The Canopy Tours also take the conservation of the forest very seriously. Many of the birds that are native to New Zealand are under threat from introduced mammal species, such as possums, rats and stoats. As a result, keeping the population of these pests down is a big part of their work. They’ve come up with a great way of fundraising for this (in addition to the Canopy Tours themselves) – companies/individuals can ‘sponsor a trap’ and can even go online to find out how many pests their specific trap has caught and killed! The tour was massive fun, and it was great to see the contribution the company is making to protecting such an important historic environment.




Te Puia
Te Puia is best described as a cultural centre, designed to protect and promote Maori culture. We decided to visit on Thursday afternoon/evening, to find out more. 


Our visit started with a fascinating guided tour. Te Puia includes schools for traditional arts of weaving and carving. Weaving courses last up to a year, and carving for up to three years – small numbers of Maori are given scolarships, and visitors can see the students at work.




The tour then took us to the geysers. The larger of the two, known as the Pohutu Geyser, can reach heights of up to 30 metres. It’s believed that the geyser has an underground system of one or more chambers, which are filled with hot water, steam and gases. The water in the chamber starts to boil when the chamber becomes sufficiently pressurised and hot. This forces the water up through the geyser vent, usually once or twice an hour.



As afternoon turned into evening, we were taken to see our dinner, which had been cooking for several hours. The traditional method of Maori cooking is called hangi, and involves putting the food under the ground, on hot coals. We were taken to the hangi pit, as our feast was revealed (in the photo below you can see the pit with coals on the left, the food in the middle and the pit cover on the right).


This was followed by a fantastic performance of singing and dancing by a group of men and women in traditional dress. Joanna joined some of the women in the audience to learn poi (which involves swinging a ball on a cord) and I joined a few of the men to learn the haka!

The evening was finished with the hangi feast, and a final visit to the geysers.
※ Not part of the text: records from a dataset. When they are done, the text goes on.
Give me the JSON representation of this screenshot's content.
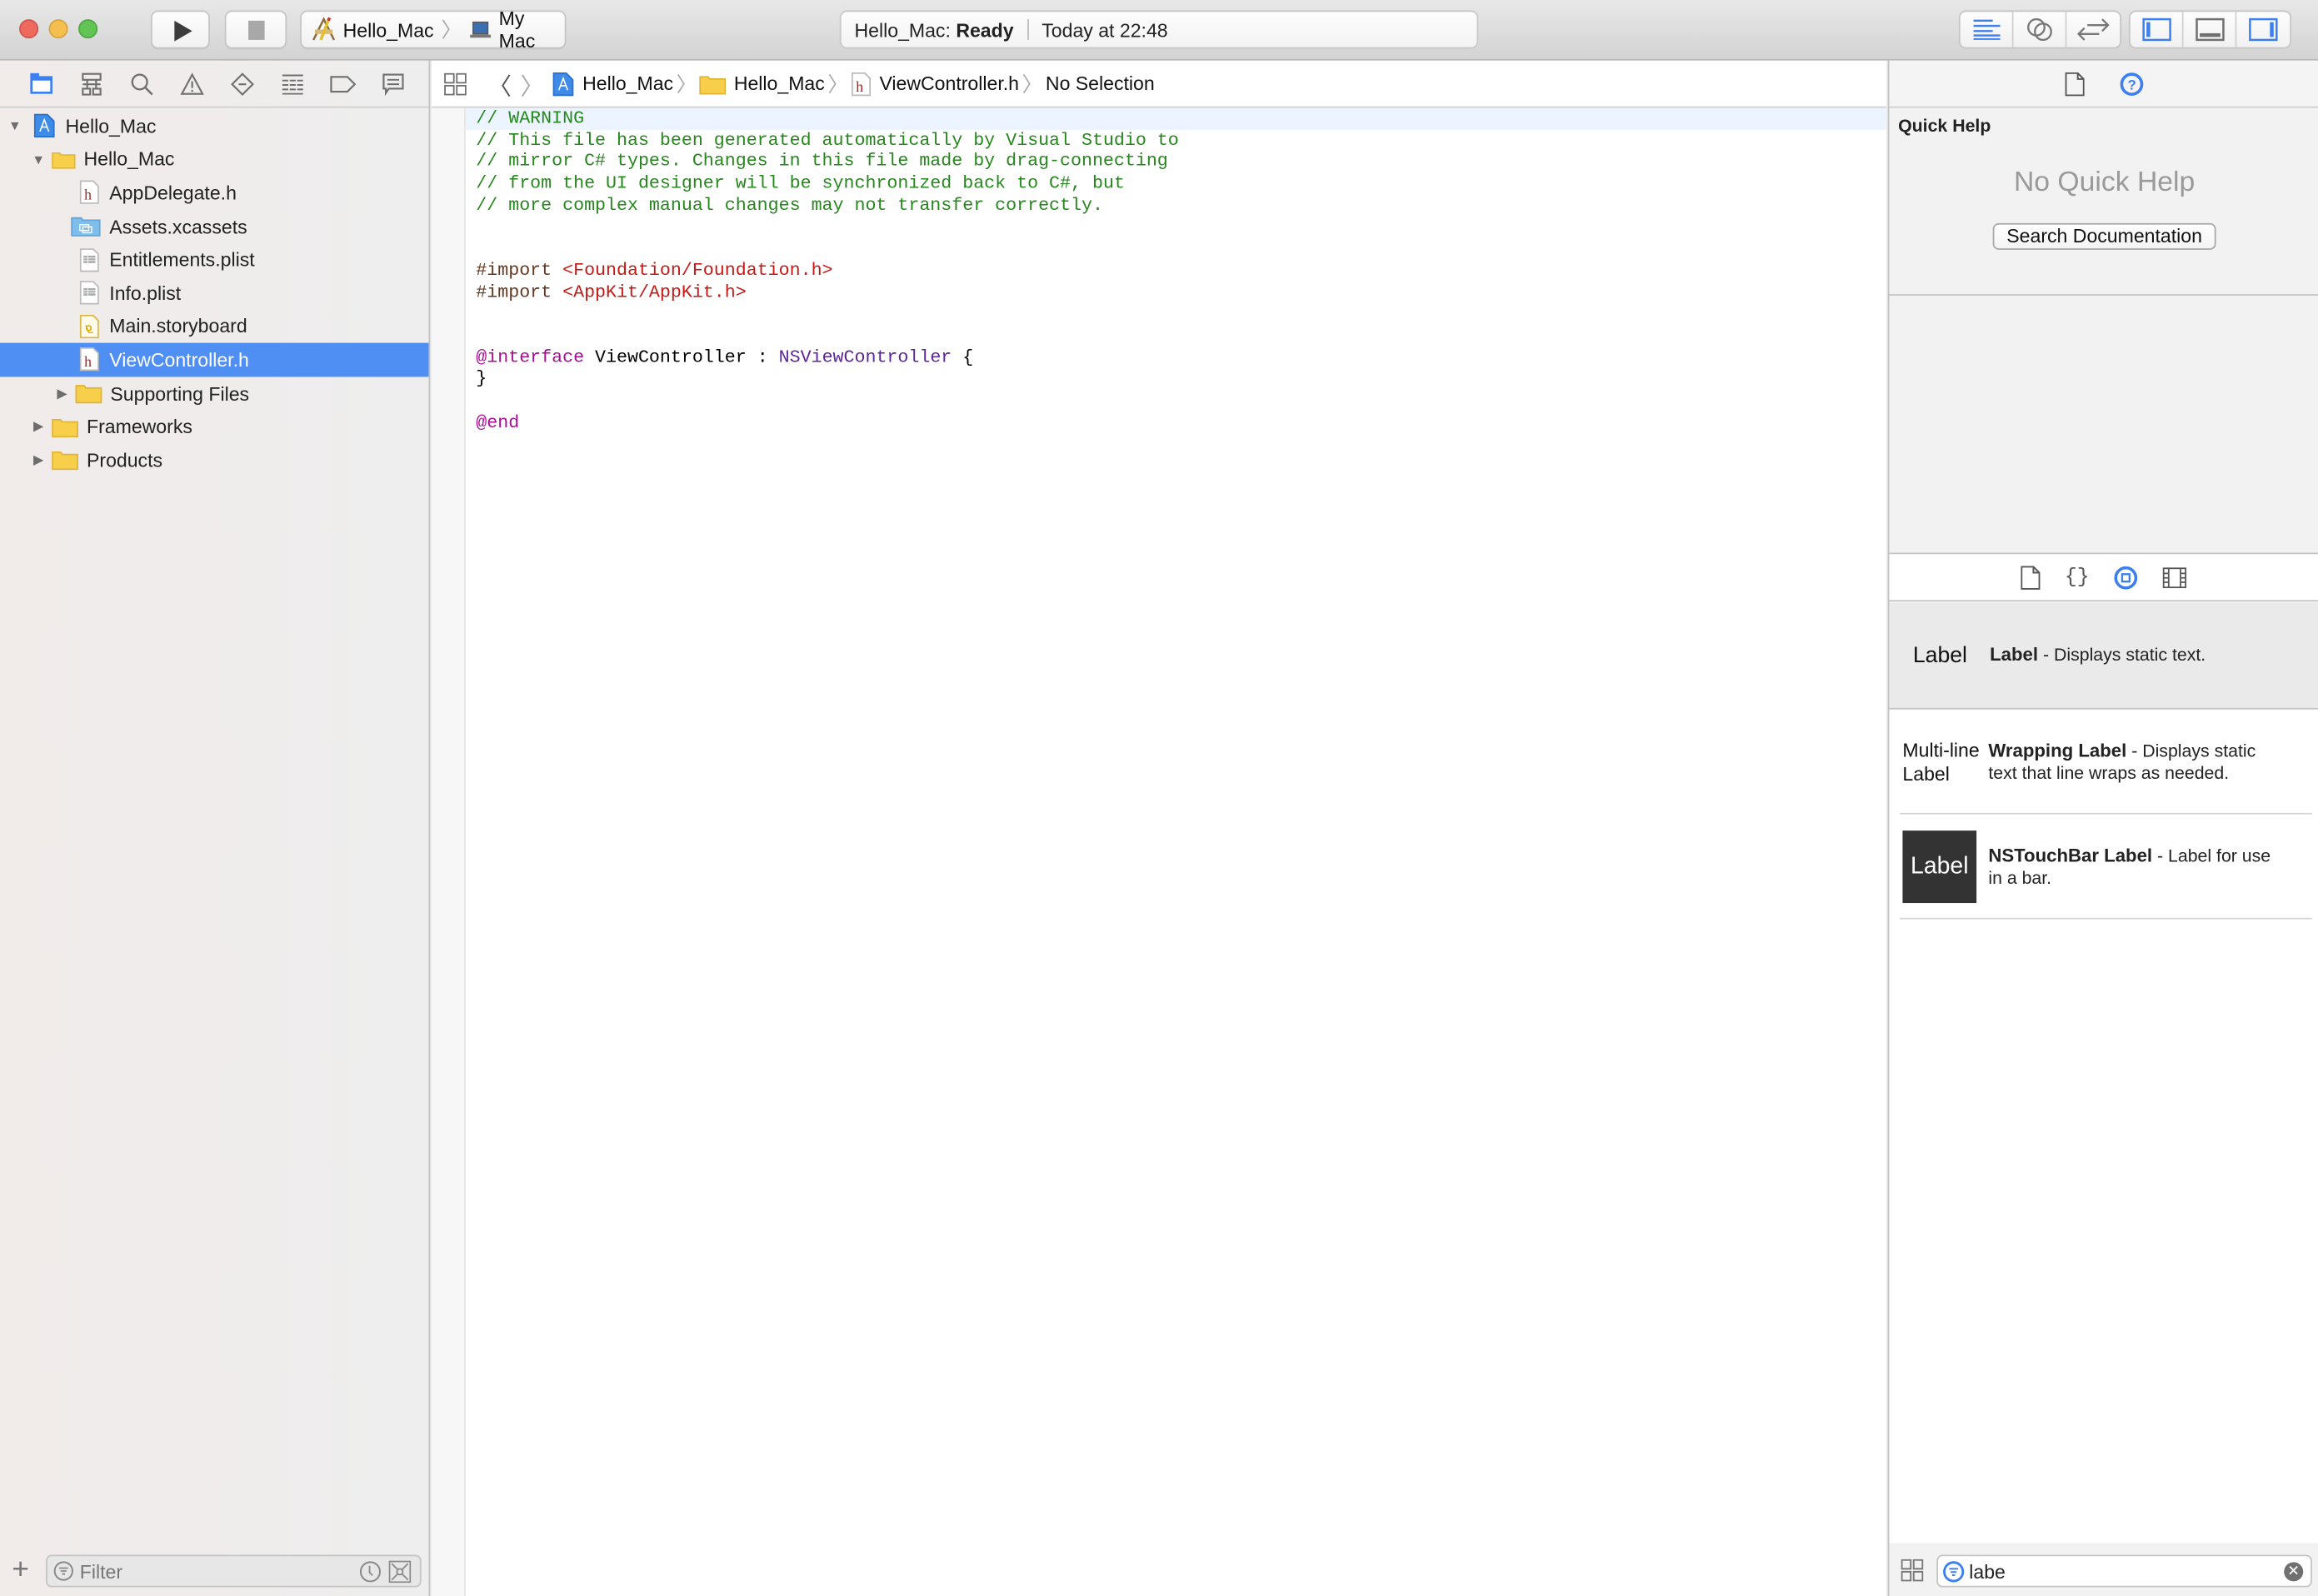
{
  "toolbar": {
    "scheme": {
      "project": "Hello_Mac",
      "destination": "My Mac"
    },
    "status": {
      "project_label": "Hello_Mac:",
      "state": "Ready",
      "timestamp": "Today at 22:48"
    },
    "buttons": {
      "run": "run-icon",
      "stop": "stop-icon",
      "editor_modes": [
        "standard-editor-icon",
        "assistant-editor-icon",
        "version-editor-icon"
      ],
      "panel_toggles": [
        "navigator-panel-icon",
        "debug-area-icon",
        "utilities-panel-icon"
      ]
    }
  },
  "navigator": {
    "tabs": [
      "project-navigator",
      "symbol-navigator",
      "find-navigator",
      "issue-navigator",
      "test-navigator",
      "debug-navigator",
      "breakpoint-navigator",
      "report-navigator"
    ],
    "tree": [
      {
        "label": "Hello_Mac",
        "type": "project",
        "level": 0,
        "expanded": true
      },
      {
        "label": "Hello_Mac",
        "type": "folder",
        "level": 1,
        "expanded": true
      },
      {
        "label": "AppDelegate.h",
        "type": "header",
        "level": 2
      },
      {
        "label": "Assets.xcassets",
        "type": "assets",
        "level": 2
      },
      {
        "label": "Entitlements.plist",
        "type": "plist",
        "level": 2
      },
      {
        "label": "Info.plist",
        "type": "plist",
        "level": 2
      },
      {
        "label": "Main.storyboard",
        "type": "storyboard",
        "level": 2
      },
      {
        "label": "ViewController.h",
        "type": "header",
        "level": 2,
        "selected": true
      },
      {
        "label": "Supporting Files",
        "type": "folder",
        "level": 2,
        "expanded": false
      },
      {
        "label": "Frameworks",
        "type": "folder",
        "level": 1,
        "expanded": false
      },
      {
        "label": "Products",
        "type": "folder",
        "level": 1,
        "expanded": false
      }
    ],
    "filter": {
      "placeholder": "Filter",
      "value": ""
    }
  },
  "jumpbar": {
    "crumbs": [
      "Hello_Mac",
      "Hello_Mac",
      "ViewController.h",
      "No Selection"
    ]
  },
  "editor": {
    "lines": [
      [
        {
          "t": "// WARNING",
          "c": "comment"
        }
      ],
      [
        {
          "t": "// This file has been generated automatically by Visual Studio to",
          "c": "comment"
        }
      ],
      [
        {
          "t": "// mirror C# types. Changes in this file made by drag-connecting",
          "c": "comment"
        }
      ],
      [
        {
          "t": "// from the UI designer will be synchronized back to C#, but",
          "c": "comment"
        }
      ],
      [
        {
          "t": "// more complex manual changes may not transfer correctly.",
          "c": "comment"
        }
      ],
      [],
      [],
      [
        {
          "t": "#import ",
          "c": "pre"
        },
        {
          "t": "<Foundation/Foundation.h>",
          "c": "str"
        }
      ],
      [
        {
          "t": "#import ",
          "c": "pre"
        },
        {
          "t": "<AppKit/AppKit.h>",
          "c": "str"
        }
      ],
      [],
      [],
      [
        {
          "t": "@interface",
          "c": "kw"
        },
        {
          "t": " ViewController : ",
          "c": "plain"
        },
        {
          "t": "NSViewController",
          "c": "type"
        },
        {
          "t": " {",
          "c": "plain"
        }
      ],
      [
        {
          "t": "}",
          "c": "plain"
        }
      ],
      [],
      [
        {
          "t": "@end",
          "c": "kw"
        }
      ]
    ]
  },
  "inspector": {
    "tabs": [
      "file-inspector",
      "quick-help-inspector"
    ],
    "quick_help": {
      "title": "Quick Help",
      "empty_message": "No Quick Help",
      "search_button": "Search Documentation"
    },
    "library_tabs": [
      "file-template-library",
      "code-snippet-library",
      "object-library",
      "media-library"
    ],
    "library_items": [
      {
        "thumb": "Label",
        "name": "Label",
        "desc": " - Displays static text."
      },
      {
        "thumb": "Multi-line Label",
        "name": "Wrapping Label",
        "desc": " - Displays static text that line wraps as needed."
      },
      {
        "thumb": "Label",
        "name": "NSTouchBar Label",
        "desc": " - Label for use in a bar."
      }
    ],
    "search": {
      "value": "labe"
    }
  },
  "colors": {
    "accent": "#3b7ff0",
    "selection": "#4f8ef2",
    "comment": "#26871d",
    "string": "#c41a16",
    "keyword": "#aa0d91",
    "type": "#5c2699"
  }
}
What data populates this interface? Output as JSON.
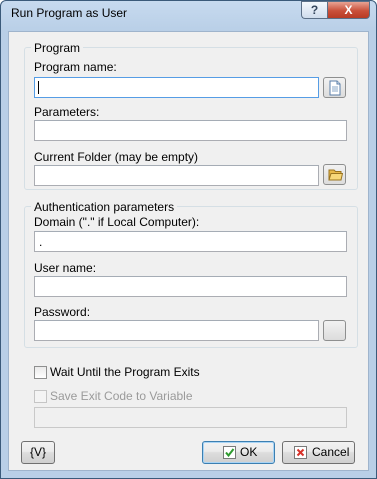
{
  "window": {
    "title": "Run Program as User",
    "help_glyph": "?",
    "close_glyph": "X"
  },
  "program_group": {
    "title": "Program",
    "program_name_label": "Program name:",
    "program_name_value": "",
    "parameters_label": "Parameters:",
    "parameters_value": "",
    "current_folder_label": "Current Folder (may be empty)",
    "current_folder_value": ""
  },
  "auth_group": {
    "title": "Authentication parameters",
    "domain_label": "Domain (\".\" if Local Computer):",
    "domain_value": ".",
    "user_name_label": "User name:",
    "user_name_value": "",
    "password_label": "Password:",
    "password_value": ""
  },
  "options": {
    "wait_label": "Wait Until the Program Exits",
    "wait_checked": false,
    "save_exit_label": "Save Exit Code to Variable",
    "save_exit_checked": false,
    "exit_variable_value": ""
  },
  "buttons": {
    "variables_label": "{V}",
    "ok_label": "OK",
    "cancel_label": "Cancel"
  },
  "icons": {
    "file_browse": "document-icon",
    "folder_browse": "folder-icon",
    "ok": "green-check-icon",
    "cancel": "red-x-icon"
  },
  "colors": {
    "titlebar": "#b9cfe7",
    "close_button": "#c9503a",
    "focus_border": "#569de5",
    "ok_check": "#2e9a2e",
    "cancel_x": "#d8322a"
  }
}
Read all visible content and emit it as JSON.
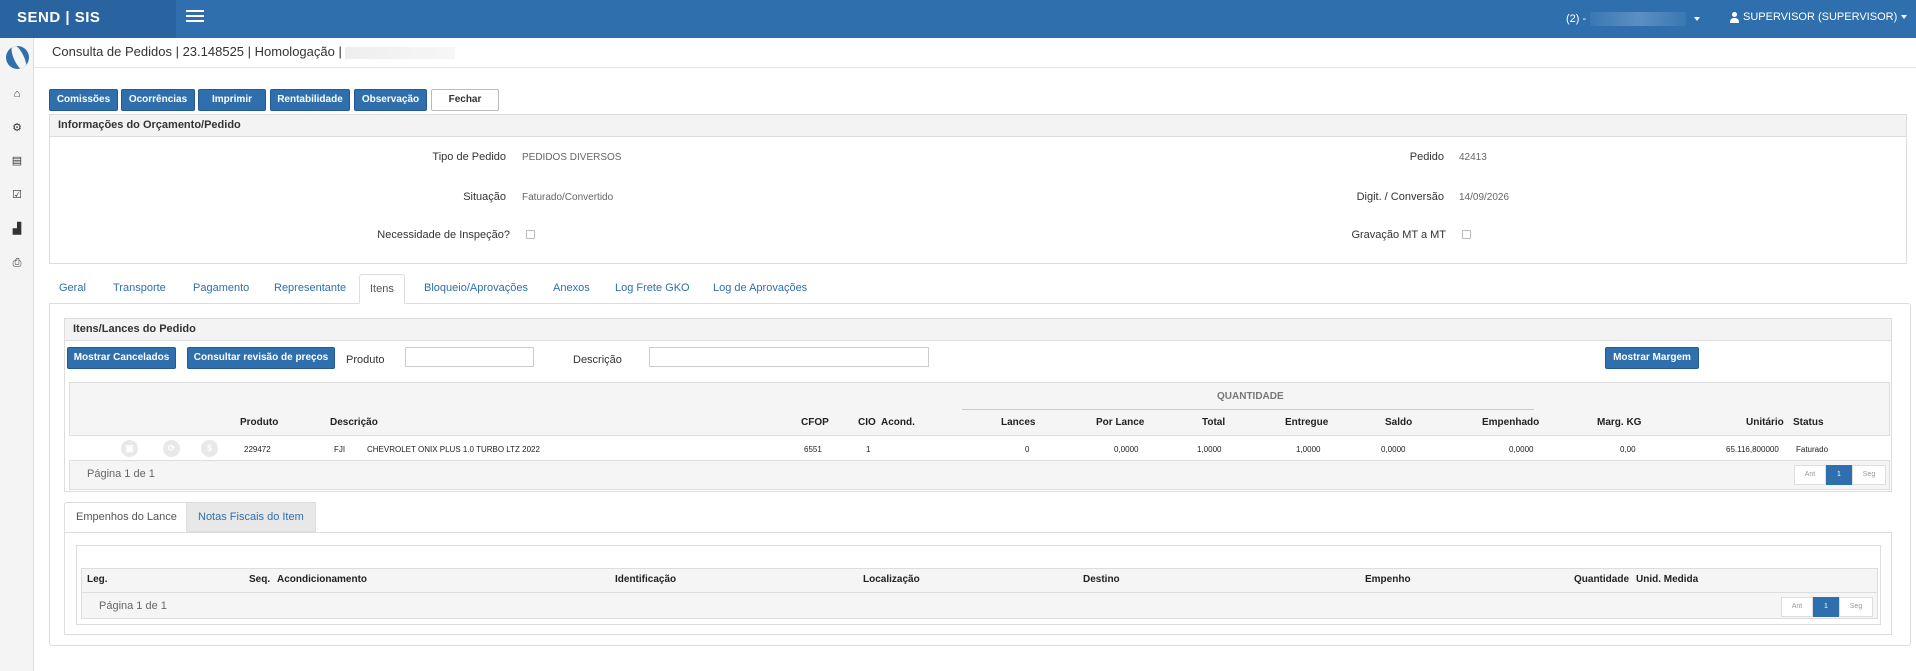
{
  "app": {
    "brand": "SEND | SIS"
  },
  "topbar": {
    "company_prefix": "(2) -",
    "user_label": "SUPERVISOR (SUPERVISOR)"
  },
  "sidebar": {
    "icons": [
      {
        "name": "home-icon",
        "glyph": "⌂"
      },
      {
        "name": "gears-icon",
        "glyph": "⚙"
      },
      {
        "name": "cart-icon",
        "glyph": "▤"
      },
      {
        "name": "checklist-icon",
        "glyph": "☑"
      },
      {
        "name": "factory-icon",
        "glyph": "▟"
      },
      {
        "name": "print-icon",
        "glyph": "⎙"
      }
    ]
  },
  "page": {
    "title": "Consulta de Pedidos | 23.148525 | Homologação |"
  },
  "toolbar": {
    "comissoes": "Comissões",
    "ocorrencias": "Ocorrências",
    "imprimir": "Imprimir",
    "rentabilidade": "Rentabilidade",
    "observacao": "Observação",
    "fechar": "Fechar"
  },
  "info": {
    "heading": "Informações do Orçamento/Pedido",
    "tipo_label": "Tipo de Pedido",
    "tipo_value": "PEDIDOS DIVERSOS",
    "situacao_label": "Situação",
    "situacao_value": "Faturado/Convertido",
    "inspecao_label": "Necessidade de Inspeção?",
    "pedido_label": "Pedido",
    "pedido_value": "42413",
    "digit_label": "Digit. / Conversão",
    "digit_value": "14/09/2026",
    "gravacao_label": "Gravação MT a MT"
  },
  "tabs": [
    "Geral",
    "Transporte",
    "Pagamento",
    "Representante",
    "Itens",
    "Bloqueio/Aprovações",
    "Anexos",
    "Log Frete GKO",
    "Log de Aprovações"
  ],
  "items": {
    "heading": "Itens/Lances do Pedido",
    "mostrar_cancelados": "Mostrar Cancelados",
    "consultar_revisao": "Consultar revisão de preços",
    "produto_label": "Produto",
    "descricao_label": "Descrição",
    "mostrar_margem": "Mostrar Margem",
    "quantidade_group": "QUANTIDADE",
    "columns": {
      "produto": "Produto",
      "descricao": "Descrição",
      "cfop": "CFOP",
      "cio": "CIO",
      "acond": "Acond.",
      "lances": "Lances",
      "por_lance": "Por Lance",
      "total": "Total",
      "entregue": "Entregue",
      "saldo": "Saldo",
      "empenhado": "Empenhado",
      "marg_kg": "Marg. KG",
      "unitario": "Unitário",
      "status": "Status"
    },
    "row": {
      "produto": "229472",
      "tipo": "FJI",
      "descricao": "CHEVROLET ONIX PLUS 1.0 TURBO LTZ 2022",
      "cfop": "6551",
      "cio": "1",
      "lances": "0",
      "por_lance": "0,0000",
      "total": "1,0000",
      "entregue": "1,0000",
      "saldo": "0,0000",
      "empenhado": "0,0000",
      "marg_kg": "0,00",
      "unitario": "65.116,800000",
      "status": "Faturado"
    },
    "pagination": "Página 1 de 1",
    "pager": {
      "prev": "Ant",
      "page": "1",
      "next": "Seg"
    }
  },
  "bottom": {
    "tab_empenhos": "Empenhos do Lance",
    "tab_notas": "Notas Fiscais do Item",
    "columns": {
      "leg": "Leg.",
      "seq": "Seq.",
      "acond": "Acondicionamento",
      "ident": "Identificação",
      "local": "Localização",
      "destino": "Destino",
      "empenho": "Empenho",
      "quantidade": "Quantidade",
      "unid": "Unid. Medida"
    },
    "pagination": "Página 1 de 1",
    "pager": {
      "prev": "Ant",
      "page": "1",
      "next": "Seg"
    }
  }
}
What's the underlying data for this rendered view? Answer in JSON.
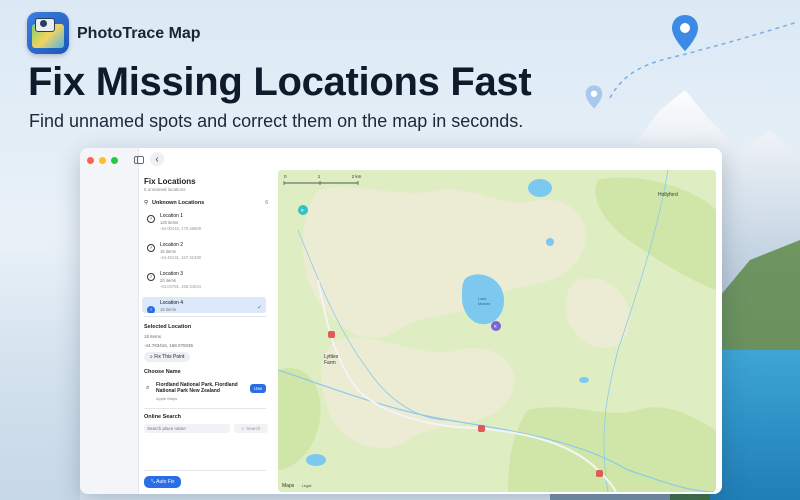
{
  "header": {
    "app_name": "PhotoTrace Map",
    "headline": "Fix Missing Locations Fast",
    "subhead": "Find unnamed spots and correct them on the map in seconds."
  },
  "panel": {
    "title": "Fix Locations",
    "subtitle": "5 unnamed locations",
    "unknown_header": "Unknown Locations",
    "unknown_count": "6",
    "locations": [
      {
        "name": "Location 1",
        "count": "120 items",
        "coords": "-44.00416, 170.46609"
      },
      {
        "name": "Location 2",
        "count": "15 items",
        "coords": "-44.46131, 167.31338"
      },
      {
        "name": "Location 3",
        "count": "20 items",
        "coords": "-44.04791, 168.34044"
      },
      {
        "name": "Location 4",
        "count": "18 items"
      }
    ],
    "selected": {
      "header": "Selected Location",
      "count": "18 items",
      "coords": "-44.783416, 168.076036",
      "fix_button": "Fix This Point"
    },
    "choose_name": {
      "header": "Choose Name",
      "suggestion_title": "Fiordland National Park, Fiordland National Park New Zealand",
      "suggestion_source": "Apple Maps",
      "use_label": "Use"
    },
    "online_search": {
      "header": "Online Search",
      "placeholder": "Search place name",
      "search_label": "Search"
    },
    "auto_fix_label": "Auto Fix"
  },
  "map": {
    "scale_labels": [
      "0",
      "1",
      "2 km"
    ],
    "labels": {
      "hollyford": "Hollyford",
      "lyttles_farm": "Lyttles\nFarm",
      "lake": "Lake\nMarian"
    },
    "attribution": "Maps",
    "legal": "Legal"
  },
  "colors": {
    "accent": "#2a6ee6",
    "map_land": "#dfeec2",
    "map_water": "#7cc8ee"
  }
}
All in all, a fantastic experience, and a great way to learn about Maori culture, while also supporting its future.

Alternative blog title of the day
Joanna wanted to call this blog ‘Zipedy do dah, zipedy ay, Maori oh Maori what a wonderful day’. I used my veto to prevent this happening. You’re welcome!